#### EXERCISE REQUIREMENTS:
Look over the entries that follow. Report how many lines contain "trigger", with nothing else.

#### DATA TO EXAMINE:

-*-*-

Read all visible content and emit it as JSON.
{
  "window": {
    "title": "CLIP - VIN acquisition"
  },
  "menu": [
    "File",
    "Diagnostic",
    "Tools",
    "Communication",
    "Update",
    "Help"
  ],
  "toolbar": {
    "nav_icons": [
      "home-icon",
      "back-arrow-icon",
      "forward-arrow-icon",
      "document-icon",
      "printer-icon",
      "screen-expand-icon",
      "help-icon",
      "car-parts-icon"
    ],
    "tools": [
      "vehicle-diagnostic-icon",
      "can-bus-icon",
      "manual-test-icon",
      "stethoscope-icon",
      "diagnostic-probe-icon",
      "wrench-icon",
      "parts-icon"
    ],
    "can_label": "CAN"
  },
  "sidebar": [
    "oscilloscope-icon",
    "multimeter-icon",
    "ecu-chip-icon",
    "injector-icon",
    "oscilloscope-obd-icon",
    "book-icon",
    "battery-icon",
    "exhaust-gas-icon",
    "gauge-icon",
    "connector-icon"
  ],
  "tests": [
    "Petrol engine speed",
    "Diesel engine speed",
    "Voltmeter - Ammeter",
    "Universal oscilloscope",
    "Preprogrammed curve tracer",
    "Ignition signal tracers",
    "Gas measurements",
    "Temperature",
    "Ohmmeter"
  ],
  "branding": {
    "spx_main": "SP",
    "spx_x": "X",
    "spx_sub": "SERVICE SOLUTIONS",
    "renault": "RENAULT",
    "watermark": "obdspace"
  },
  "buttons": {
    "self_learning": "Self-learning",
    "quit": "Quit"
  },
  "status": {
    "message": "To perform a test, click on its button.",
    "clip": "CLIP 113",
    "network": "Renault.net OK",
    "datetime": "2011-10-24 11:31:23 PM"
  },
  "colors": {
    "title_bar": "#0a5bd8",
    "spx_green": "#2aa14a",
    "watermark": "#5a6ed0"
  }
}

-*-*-

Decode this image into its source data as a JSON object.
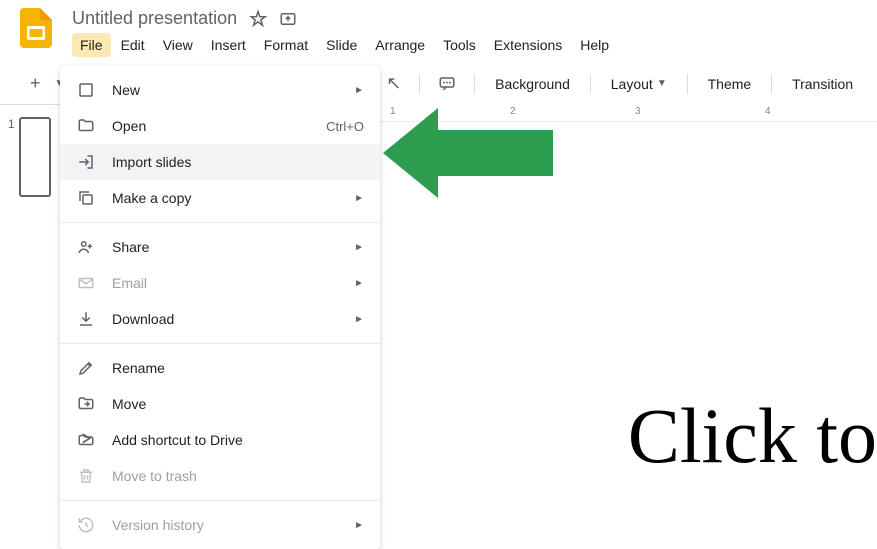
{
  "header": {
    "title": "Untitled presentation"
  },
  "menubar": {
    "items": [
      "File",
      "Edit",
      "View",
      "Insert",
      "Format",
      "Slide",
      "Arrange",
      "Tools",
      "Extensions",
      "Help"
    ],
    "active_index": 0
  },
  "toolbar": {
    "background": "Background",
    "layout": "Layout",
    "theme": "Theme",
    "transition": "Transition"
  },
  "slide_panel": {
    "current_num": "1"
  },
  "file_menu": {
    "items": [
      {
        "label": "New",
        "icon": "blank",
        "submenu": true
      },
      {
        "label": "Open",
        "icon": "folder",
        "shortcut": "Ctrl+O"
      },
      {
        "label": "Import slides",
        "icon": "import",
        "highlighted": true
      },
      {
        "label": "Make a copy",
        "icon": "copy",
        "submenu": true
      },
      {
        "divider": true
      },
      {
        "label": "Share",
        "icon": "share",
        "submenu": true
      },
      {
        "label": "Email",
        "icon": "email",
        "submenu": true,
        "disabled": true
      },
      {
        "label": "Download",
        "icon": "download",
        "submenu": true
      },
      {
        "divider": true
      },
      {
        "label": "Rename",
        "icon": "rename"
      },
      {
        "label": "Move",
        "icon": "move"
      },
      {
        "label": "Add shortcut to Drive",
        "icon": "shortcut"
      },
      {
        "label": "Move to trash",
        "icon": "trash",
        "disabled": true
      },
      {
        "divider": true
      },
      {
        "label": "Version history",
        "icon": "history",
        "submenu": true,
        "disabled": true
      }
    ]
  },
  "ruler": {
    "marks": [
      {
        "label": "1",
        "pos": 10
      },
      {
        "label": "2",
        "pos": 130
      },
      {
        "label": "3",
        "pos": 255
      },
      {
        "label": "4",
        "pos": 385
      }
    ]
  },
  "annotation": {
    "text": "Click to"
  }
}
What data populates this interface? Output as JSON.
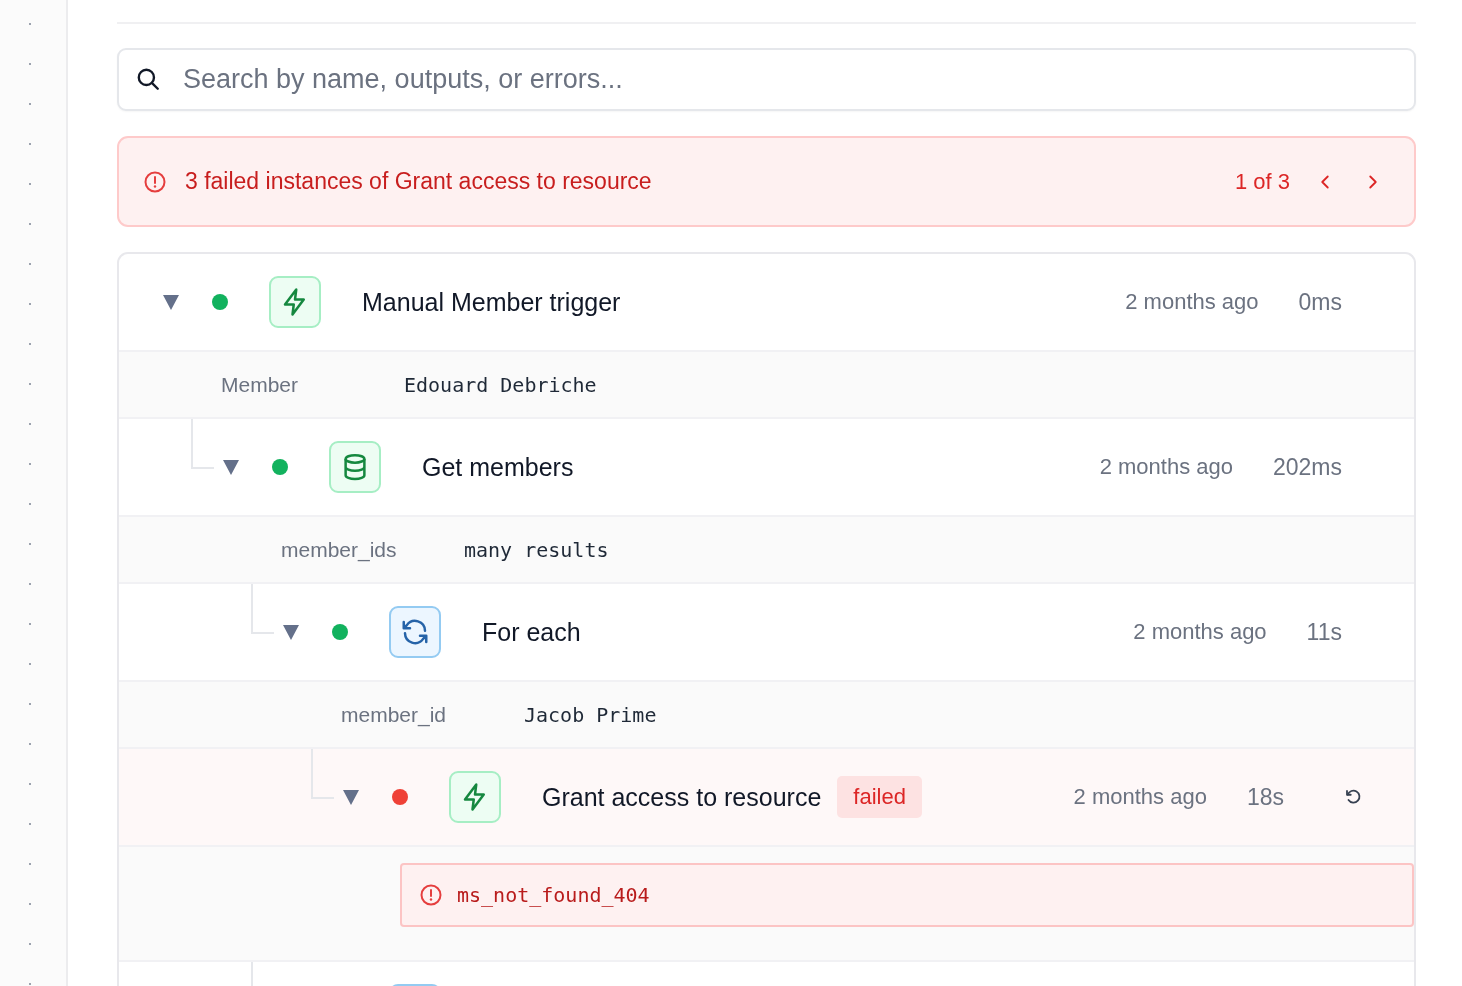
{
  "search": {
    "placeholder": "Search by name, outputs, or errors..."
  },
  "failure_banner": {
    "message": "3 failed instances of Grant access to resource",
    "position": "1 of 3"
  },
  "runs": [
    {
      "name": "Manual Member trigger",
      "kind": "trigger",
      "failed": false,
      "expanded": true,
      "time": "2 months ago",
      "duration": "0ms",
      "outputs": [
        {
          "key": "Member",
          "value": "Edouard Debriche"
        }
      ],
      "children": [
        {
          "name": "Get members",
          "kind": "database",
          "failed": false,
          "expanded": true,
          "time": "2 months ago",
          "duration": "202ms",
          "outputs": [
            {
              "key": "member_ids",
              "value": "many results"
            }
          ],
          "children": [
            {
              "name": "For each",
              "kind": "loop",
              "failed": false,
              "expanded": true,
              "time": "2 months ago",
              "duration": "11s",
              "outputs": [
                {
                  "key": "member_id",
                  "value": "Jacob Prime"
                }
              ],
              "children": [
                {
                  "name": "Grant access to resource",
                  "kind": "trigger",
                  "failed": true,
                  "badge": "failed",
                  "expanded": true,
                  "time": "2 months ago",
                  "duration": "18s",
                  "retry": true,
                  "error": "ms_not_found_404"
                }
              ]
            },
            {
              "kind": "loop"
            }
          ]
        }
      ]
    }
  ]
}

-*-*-

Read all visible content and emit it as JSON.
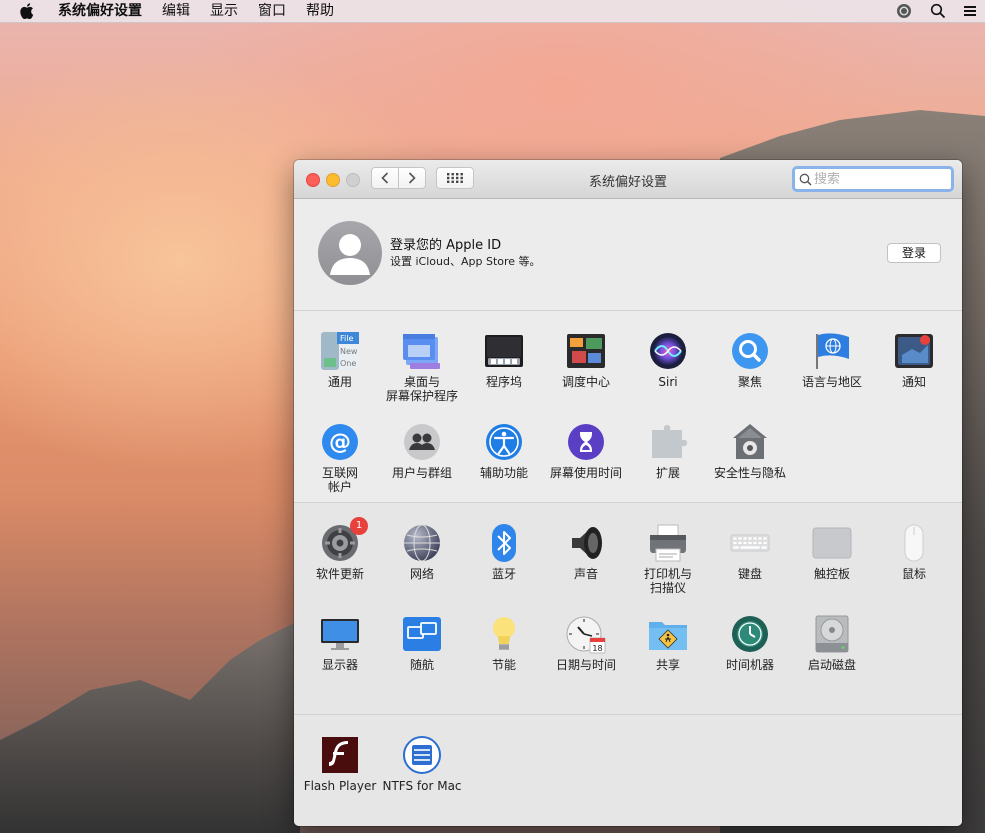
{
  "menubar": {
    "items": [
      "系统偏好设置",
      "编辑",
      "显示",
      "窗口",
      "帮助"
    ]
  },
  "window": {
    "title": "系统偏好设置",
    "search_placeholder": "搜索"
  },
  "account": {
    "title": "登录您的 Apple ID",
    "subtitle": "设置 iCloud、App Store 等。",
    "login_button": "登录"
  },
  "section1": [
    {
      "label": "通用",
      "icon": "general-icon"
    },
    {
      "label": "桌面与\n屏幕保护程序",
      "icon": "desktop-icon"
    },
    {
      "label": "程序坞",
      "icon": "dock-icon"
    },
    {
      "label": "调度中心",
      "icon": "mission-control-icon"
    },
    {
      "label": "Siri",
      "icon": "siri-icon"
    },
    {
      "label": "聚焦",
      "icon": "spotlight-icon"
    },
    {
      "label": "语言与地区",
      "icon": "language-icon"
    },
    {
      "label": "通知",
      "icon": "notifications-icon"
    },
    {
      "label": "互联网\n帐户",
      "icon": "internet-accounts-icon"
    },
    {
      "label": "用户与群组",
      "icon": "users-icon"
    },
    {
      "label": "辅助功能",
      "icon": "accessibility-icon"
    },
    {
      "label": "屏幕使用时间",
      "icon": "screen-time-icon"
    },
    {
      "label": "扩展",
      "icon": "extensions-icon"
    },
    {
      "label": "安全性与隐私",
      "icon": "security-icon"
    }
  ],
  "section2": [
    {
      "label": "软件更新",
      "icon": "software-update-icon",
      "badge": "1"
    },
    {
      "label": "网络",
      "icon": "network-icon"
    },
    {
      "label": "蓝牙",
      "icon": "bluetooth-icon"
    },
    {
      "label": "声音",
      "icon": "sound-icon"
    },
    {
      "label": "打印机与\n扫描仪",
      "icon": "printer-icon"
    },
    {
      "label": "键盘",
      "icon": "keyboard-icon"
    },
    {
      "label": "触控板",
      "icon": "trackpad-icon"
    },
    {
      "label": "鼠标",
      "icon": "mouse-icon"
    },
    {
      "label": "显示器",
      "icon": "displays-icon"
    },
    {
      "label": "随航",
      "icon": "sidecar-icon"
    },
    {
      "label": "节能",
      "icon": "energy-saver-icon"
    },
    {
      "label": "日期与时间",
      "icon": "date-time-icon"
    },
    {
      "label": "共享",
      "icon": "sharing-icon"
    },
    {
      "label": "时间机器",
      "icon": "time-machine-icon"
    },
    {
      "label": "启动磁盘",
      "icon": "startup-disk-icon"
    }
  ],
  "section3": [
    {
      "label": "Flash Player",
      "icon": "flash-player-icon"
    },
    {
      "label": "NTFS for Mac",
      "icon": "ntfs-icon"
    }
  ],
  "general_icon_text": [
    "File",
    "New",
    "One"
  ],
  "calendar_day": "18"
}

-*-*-

#### ANSWER FOR THE TASK:
3